The Mander family bought the old manor house in 1887 and refurbished and extended it in the ‘Old English’ architectural style. The Great Parlour with its wooden minstrels gallery restored medieval domestic aesthetics, and the stained glass windows, tiled inglenook fireplaces and Jacobean-style wooden carved furnishings add rich darkness to the interiors. Yet Wightwick Manor was from the first a high-tech house, lit and heated by electricity, and with all modern comforts. The house was also ‘modern’ in that it drew on William Morris’s Arts and Crafts notion that houses should be useful and beautiful, and is a glorious example of Morris & Co.’s design as it was meant to be used. Morris’s textiles, wallpapers and carpets, William de Morgan tiles, and Leonard Shuffrey’s plasterwork, such as the friezes in the Great Parlour and the Billiard Room, combine to create what Oscar Wilde called ‘the House Beautiful’, a total design environment.

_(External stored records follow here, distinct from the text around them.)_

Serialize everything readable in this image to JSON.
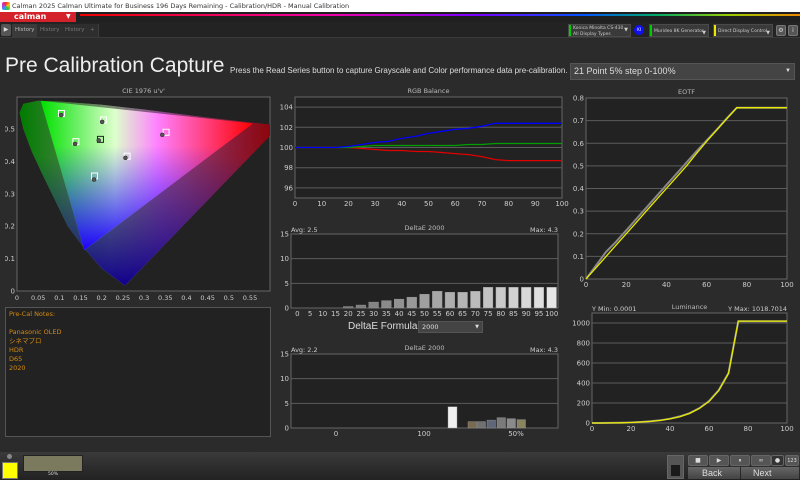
{
  "window": {
    "title": "Calman 2025 Calman Ultimate for Business 196 Days Remaining  - Calibration/HDR - Manual Calibration"
  },
  "logo": {
    "text": "calman"
  },
  "tabs": [
    {
      "label": "History 1",
      "active": true
    },
    {
      "label": "History 2"
    },
    {
      "label": "History 3"
    },
    {
      "label": "+"
    }
  ],
  "devices": {
    "meter": {
      "line1": "Konica Minolta CS-430",
      "line2": "All Display Types",
      "badge": "KI",
      "color": "#00cc00"
    },
    "generator": {
      "line1": "Murideo 8K Generator",
      "color": "#00cc00"
    },
    "display": {
      "line1": "Direct Display Control",
      "color": "#e8e800"
    }
  },
  "page": {
    "title": "Pre Calibration Capture",
    "instructions": "Press the Read Series button to capture Grayscale and Color performance data pre-calibration.",
    "series_select": "21 Point 5% step 0-100%"
  },
  "notes": {
    "text": "Pre-Cal Notes:\n\nPanasonic OLED\nシネマプロ\nHDR\nD65\n2020"
  },
  "deltae_formula": {
    "label": "DeltaE Formula",
    "value": "2000"
  },
  "bottom": {
    "preview_label": "50%",
    "back": "Back",
    "next": "Next",
    "counter": "123",
    "swatch_color": "#ffff00",
    "preview_color": "#7b7a5e"
  },
  "chart_data": [
    {
      "id": "cie",
      "type": "scatter",
      "title": "CIE 1976 u'v'",
      "xlim": [
        0,
        0.6
      ],
      "ylim": [
        0,
        0.6
      ],
      "xticks": [
        "0",
        "0.05",
        "0.1",
        "0.15",
        "0.2",
        "0.25",
        "0.3",
        "0.35",
        "0.4",
        "0.45",
        "0.5",
        "0.55"
      ],
      "yticks": [
        "0",
        "0.1",
        "0.2",
        "0.3",
        "0.4",
        "0.5"
      ],
      "gamut": {
        "red": [
          0.557,
          0.517
        ],
        "green": [
          0.056,
          0.587
        ],
        "blue": [
          0.159,
          0.126
        ]
      },
      "points": [
        {
          "name": "red",
          "target": [
            0.352,
            0.49
          ],
          "measured": [
            0.343,
            0.482
          ]
        },
        {
          "name": "green",
          "target": [
            0.105,
            0.548
          ],
          "measured": [
            0.104,
            0.543
          ]
        },
        {
          "name": "blue",
          "target": [
            0.183,
            0.355
          ],
          "measured": [
            0.182,
            0.344
          ]
        },
        {
          "name": "cyan",
          "target": [
            0.139,
            0.461
          ],
          "measured": [
            0.137,
            0.454
          ]
        },
        {
          "name": "magenta",
          "target": [
            0.26,
            0.416
          ],
          "measured": [
            0.256,
            0.411
          ]
        },
        {
          "name": "yellow",
          "target": [
            0.204,
            0.528
          ],
          "measured": [
            0.201,
            0.522
          ]
        },
        {
          "name": "white",
          "target": [
            0.197,
            0.468
          ],
          "measured": [
            0.193,
            0.465
          ]
        }
      ]
    },
    {
      "id": "rgb",
      "type": "line",
      "title": "RGB Balance",
      "xlim": [
        0,
        100
      ],
      "ylim": [
        95,
        105
      ],
      "xticks": [
        0,
        10,
        20,
        30,
        40,
        50,
        60,
        70,
        80,
        90,
        100
      ],
      "yticks": [
        96,
        98,
        100,
        102,
        104
      ],
      "x": [
        0,
        5,
        10,
        15,
        20,
        25,
        30,
        35,
        40,
        45,
        50,
        55,
        60,
        65,
        70,
        75,
        80,
        85,
        90,
        95,
        100
      ],
      "series": [
        {
          "color": "#e00000",
          "values": [
            100,
            100,
            100,
            100,
            100,
            99.9,
            99.8,
            99.7,
            99.7,
            99.6,
            99.6,
            99.5,
            99.4,
            99.3,
            99.1,
            98.8,
            98.7,
            98.7,
            98.7,
            98.7,
            98.7
          ]
        },
        {
          "color": "#00a000",
          "values": [
            100,
            100,
            100,
            100,
            100,
            100.1,
            100.2,
            100.2,
            100.2,
            100.2,
            100.2,
            100.2,
            100.2,
            100.3,
            100.3,
            100.4,
            100.4,
            100.4,
            100.4,
            100.4,
            100.4
          ]
        },
        {
          "color": "#0000ff",
          "values": [
            100,
            100,
            100,
            100,
            100.1,
            100.3,
            100.5,
            100.6,
            100.9,
            101.1,
            101.4,
            101.6,
            101.8,
            101.9,
            102.1,
            102.4,
            102.4,
            102.4,
            102.4,
            102.4,
            102.4
          ]
        }
      ]
    },
    {
      "id": "eotf",
      "type": "line",
      "title": "EOTF",
      "xlim": [
        0,
        100
      ],
      "ylim": [
        0,
        0.8
      ],
      "xticks": [
        0,
        20,
        40,
        60,
        80,
        100
      ],
      "yticks": [
        0,
        0.1,
        0.2,
        0.3,
        0.4,
        0.5,
        0.6,
        0.7,
        0.8
      ],
      "x": [
        0,
        5,
        10,
        15,
        20,
        25,
        30,
        35,
        40,
        45,
        50,
        55,
        60,
        65,
        70,
        75,
        80,
        85,
        90,
        95,
        100
      ],
      "series": [
        {
          "name": "target",
          "color": "#888888",
          "values": [
            0,
            0.06,
            0.12,
            0.165,
            0.215,
            0.265,
            0.315,
            0.365,
            0.415,
            0.465,
            0.515,
            0.565,
            0.612,
            0.66,
            0.71,
            0.757,
            0.757,
            0.757,
            0.757,
            0.757,
            0.757
          ]
        },
        {
          "name": "measured",
          "color": "#e8e800",
          "values": [
            0,
            0.05,
            0.1,
            0.15,
            0.2,
            0.25,
            0.3,
            0.35,
            0.4,
            0.45,
            0.5,
            0.555,
            0.608,
            0.658,
            0.708,
            0.757,
            0.757,
            0.757,
            0.757,
            0.757,
            0.757
          ]
        }
      ]
    },
    {
      "id": "lum",
      "type": "line",
      "title": "Luminance",
      "label_left": "Y Min: 0.0001",
      "label_right": "Y Max: 1018.7014",
      "xlim": [
        0,
        100
      ],
      "ylim": [
        0,
        1100
      ],
      "xticks": [
        0,
        20,
        40,
        60,
        80,
        100
      ],
      "yticks": [
        0,
        200,
        400,
        600,
        800,
        1000
      ],
      "x": [
        0,
        5,
        10,
        15,
        20,
        25,
        30,
        35,
        40,
        45,
        50,
        55,
        60,
        65,
        70,
        75,
        80,
        85,
        90,
        95,
        100
      ],
      "series": [
        {
          "name": "target",
          "color": "#888888",
          "values": [
            0,
            0.3,
            1,
            2.5,
            5,
            10,
            17,
            27,
            43,
            66,
            98,
            148,
            220,
            330,
            500,
            1018,
            1018,
            1018,
            1018,
            1018,
            1018
          ]
        },
        {
          "name": "measured",
          "color": "#e8e800",
          "values": [
            0,
            0.2,
            0.9,
            2.3,
            4.8,
            9.5,
            16,
            26,
            41,
            63,
            95,
            145,
            215,
            325,
            495,
            1018.7,
            1018.7,
            1018.7,
            1018.7,
            1018.7,
            1018.7
          ]
        }
      ]
    },
    {
      "id": "de1",
      "type": "bar",
      "title": "DeltaE 2000",
      "label_left": "Avg: 2.5",
      "label_right": "Max: 4.3",
      "ylim": [
        0,
        15
      ],
      "yticks": [
        0,
        5,
        10,
        15
      ],
      "categories": [
        "0",
        "5",
        "10",
        "15",
        "20",
        "25",
        "30",
        "35",
        "40",
        "45",
        "50",
        "55",
        "60",
        "65",
        "70",
        "75",
        "80",
        "85",
        "90",
        "95",
        "100"
      ],
      "values": [
        0,
        0,
        0,
        0,
        0.3,
        0.6,
        1.2,
        1.5,
        1.8,
        2.2,
        2.8,
        3.4,
        3.2,
        3.2,
        3.4,
        4.2,
        4.2,
        4.2,
        4.2,
        4.2,
        4.2
      ]
    },
    {
      "id": "de2",
      "type": "bar",
      "title": "DeltaE 2000",
      "label_left": "Avg: 2.2",
      "label_right": "Max: 4.3",
      "ylim": [
        0,
        15
      ],
      "yticks": [
        0,
        5,
        10,
        15
      ],
      "xticks": [
        "0",
        "100",
        "50%"
      ],
      "values": [
        4.3,
        1.3,
        1.3,
        1.6,
        2.1,
        1.9,
        1.7
      ],
      "colors": [
        "#f0f0f0",
        "#7a6a50",
        "#707070",
        "#5e6678",
        "#7a7a7a",
        "#8a8a8a",
        "#8a8460"
      ]
    }
  ]
}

The house is also a gallery of nineteenth-century art, with paintings and drawings by Rossetti, G.F. Watts, Elizabeth Siddal, Ford Maddox Brown and, of course Edward C. Burne-Jones, whose Love Among the Ruins hangs like an altarpiece at the end of the Parlour.
Wightwick is a wonderful place to visit all year round, but it’s especially magical during these quiet Advent weeks. We had the place largely to ourselves and were free to wander around the house and gardens. The superb docents and volunteers know absolutely everything about the house and family history, and we learned so much. But the visit was more than just a study trip; we spent a magical day among art, remembering the pleasures of escape. The low winter sunlight added to the intense beauty of the house and gardens.
You can see more pictures at our Flickr gallery. Thanks to Harriet Heathman for most of these fantastic photos; and thanks to all the students who came on the trip and made it the success it was. Merry Christmas.